Running around Alcochete was good fun – predominantly flat with a few gradual climbs – but plenty to do both on road and off. Running along the river was lovely, especially early in the morning when no-one was around! Because this part of the river is the estuary, you can swim in the river here, it’s great for open water swimming. Alternatively there is a great 25m pool facility a short travel from the hotel for the more tri minded athletes. Finally for the athletes looking for a full training programme will be pleased to know that a 2 minute walk from the hotel is a gym with a full complement of equipment – machines, free weights, TRX/stability equipment – and a sauna/steam room! The gym also does sports massage for those coming out and doing hard training weeks and in need of a little assistance with recovery! Outside the gym is a 60m sprint track as well for athletes wanting to do some power work.
Alcochete is a picturesque little village with plenty of places to eat, drink or just chill out. Because it is quiet, its great for downtime between training sessions, though on the edge of town there are places to go out dancing if your training week is more about balance than all out work!
Alcochete is like a view out of a postcard
Having been out to Lisbon South, I’d happily go again as an athlete – no questions asked. The flight is short, the weather is fairly guaranteed, the area is lovely. Its a minor downside that not all the facilities are right on base – but given that its all pretty much within walking distance for gym or pool swim from the Hotel Alfoz, its certainly a competitive option to elsewhere on the continent.
The intention for us is that we can run camps for Lisbon South – for varying levels of cyclist or triathlete – and also run camps/training weeks under our own banner, hopefully encouraging some fun in our usual way with training but also giving the option to go and see the sights, get some culture!
We are very pleased to announce that we will be running training days with Events Logic up at Lake 62 in the Cotswolds! Initially the first events will be familiarisation sessions for novices and intermediates, but we are looking to expand both in numbers and also into more intense “training days” for varying abilities.
The benefits of the days that we will be running will be that you can come along for any of the 3 sessions – or all 3! The idea is that we want the day to appeal to individual sports athletes as well as someone wanting to learn more about all three disciplines.
If you are new to the sport – or slightly longer in the tooth and wanting to improve some skills, come and have a look!
Over the last 2 months or so, we’ve been talking to Antonio and Joao in Alcochete – home to a new training base venue Lisbon South.

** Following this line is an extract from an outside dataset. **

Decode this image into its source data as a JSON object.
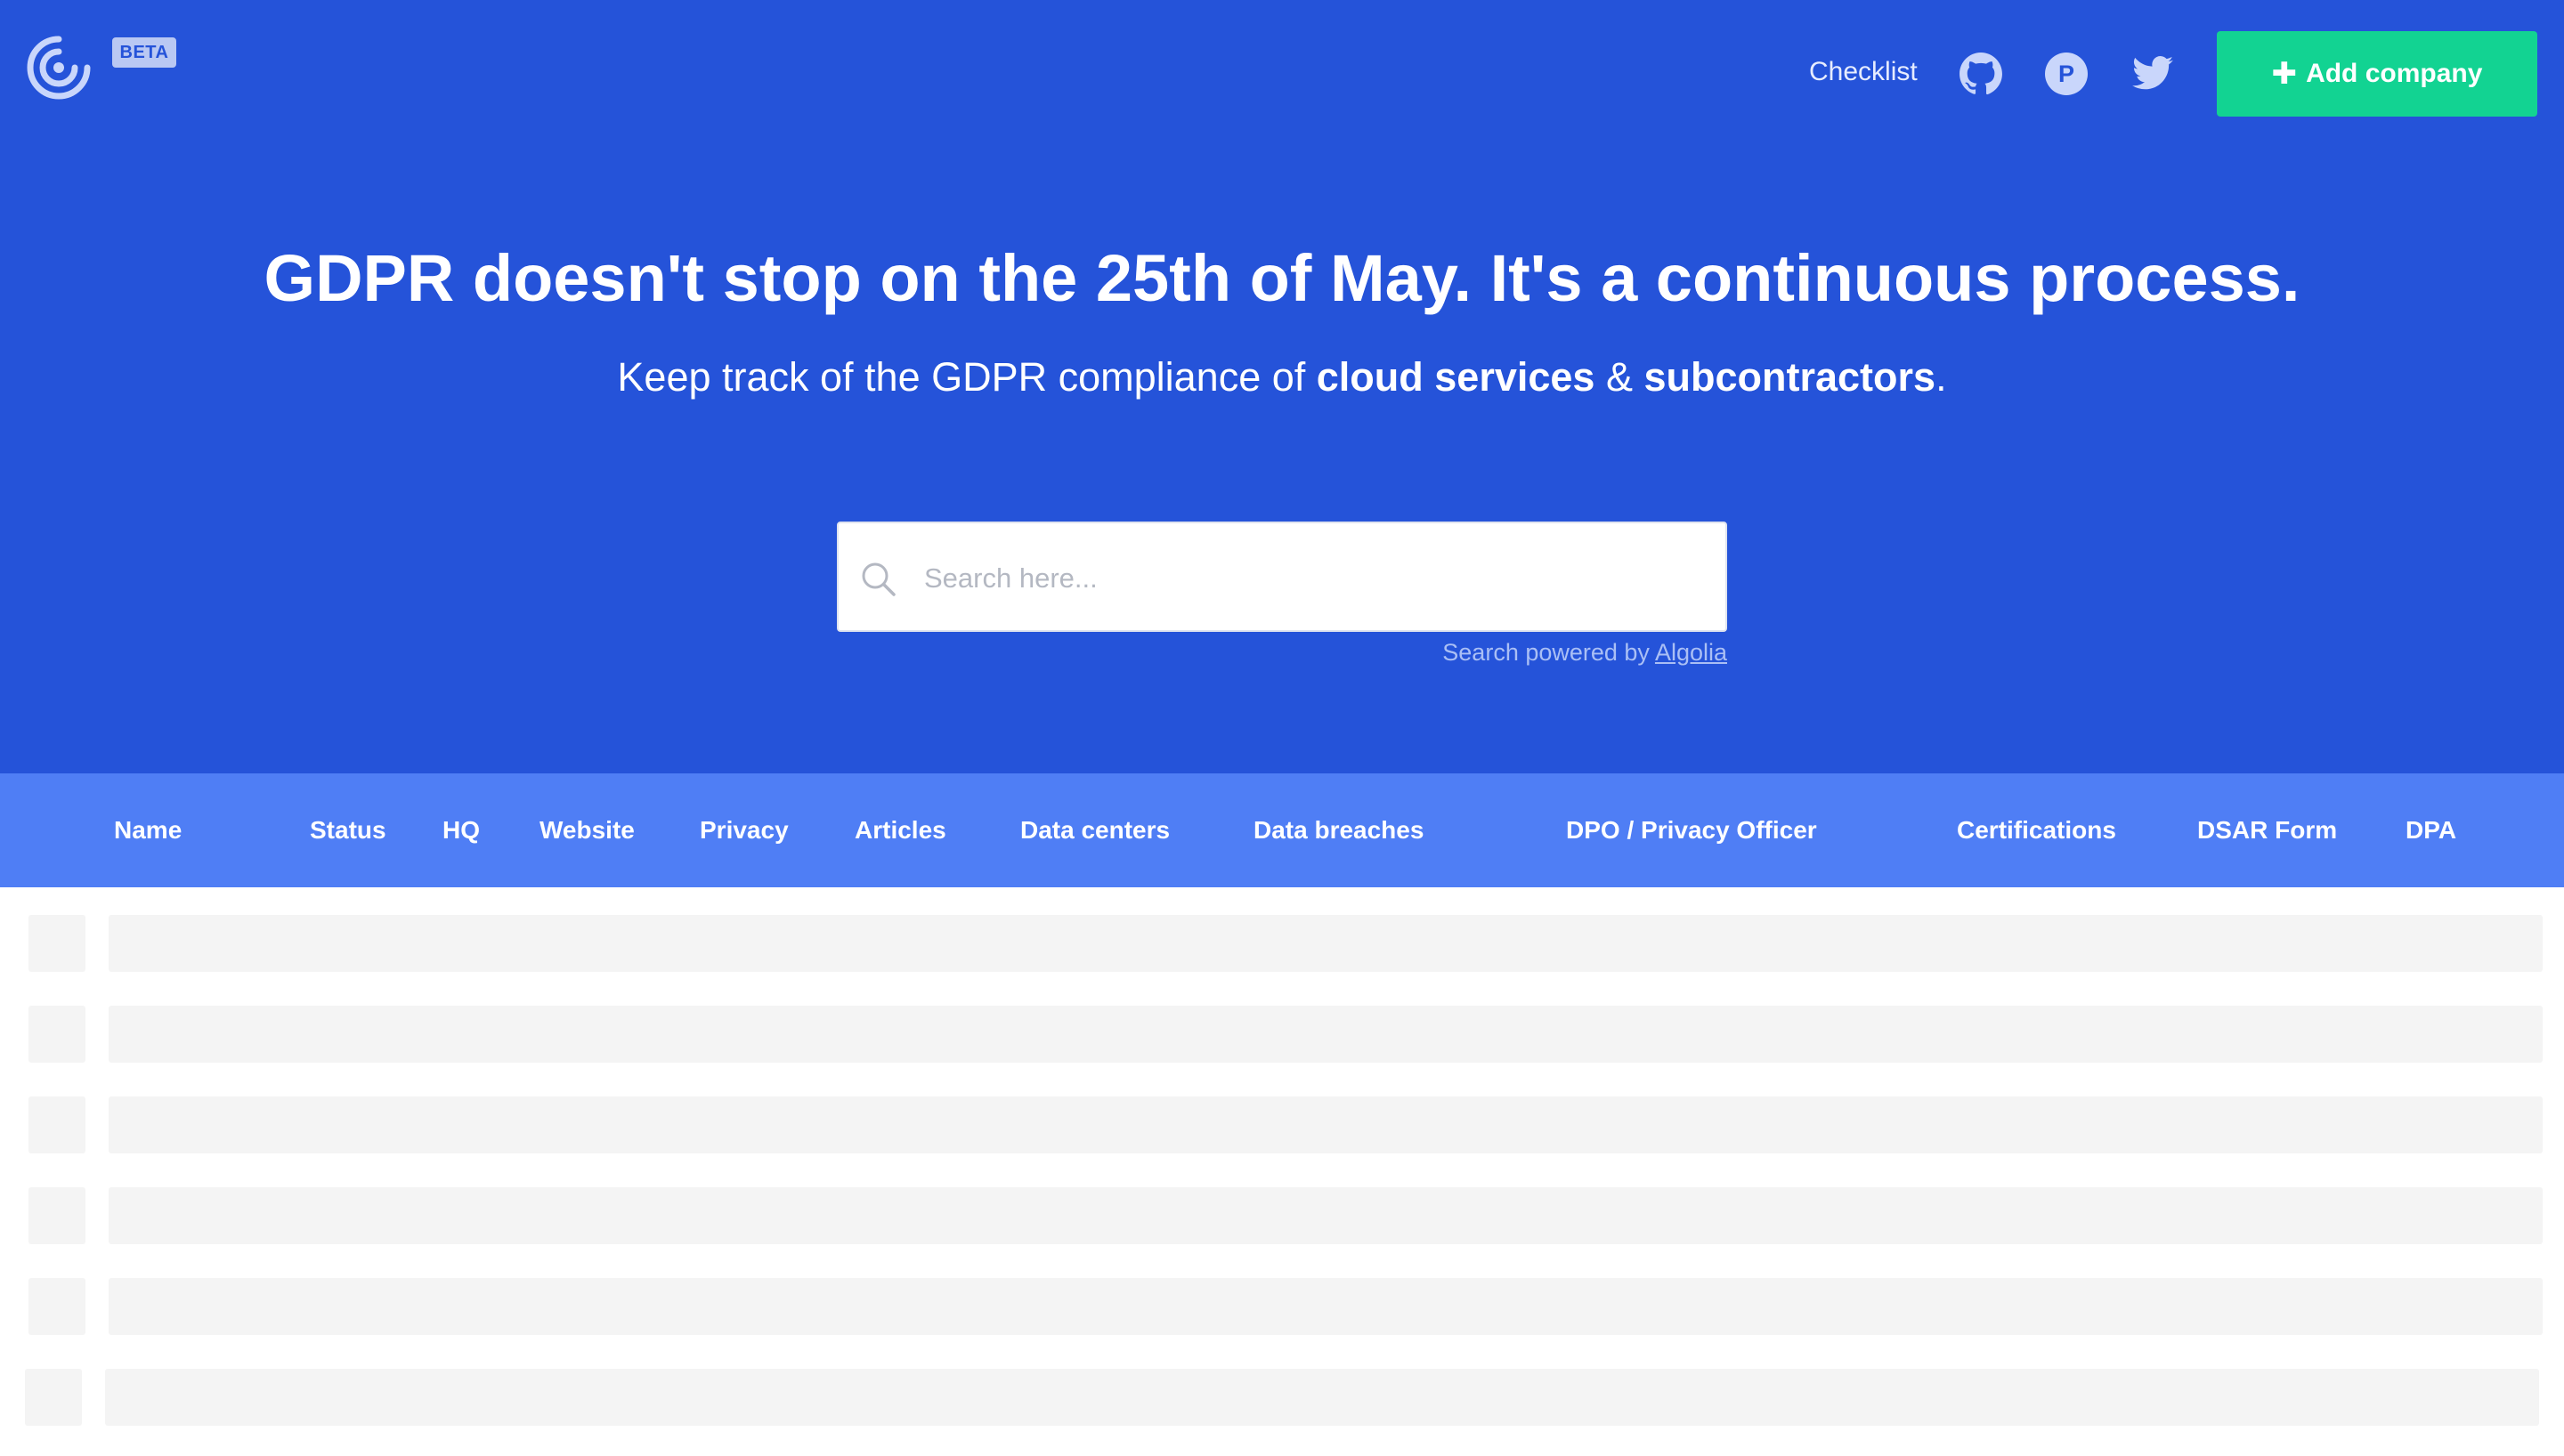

We can’t wait to see more of what they’ve got – and the amazing surroundings – so we’re going out on Thursday for a long weekend of training there and to recce what the area is like!
The idea with partnering with a business like this is that we can offer extra services; We will be able to run our own camps (see here for further news as it happens), and be able to offer athletes an option in training holidays with a bit of culture and something different to enjoy!
With the opportunity to swim in open water, bike in the hills or on the flat and run on and off road, there are plenty of options, making this an ideal venue to visit!
Its only taken us 11 months from idea to actual realisation, but we now have have a functioning website to work from, to offer information and post handy hints and tips! I’m writing this while watching the build up to the Boat Race – and feeling disappointed that we didn’t get to race last week because of the high winds!!
Have a look around, the website is due to be an evolving process but certainly offers everything we want to show from a swim, bike and run coaching perspective!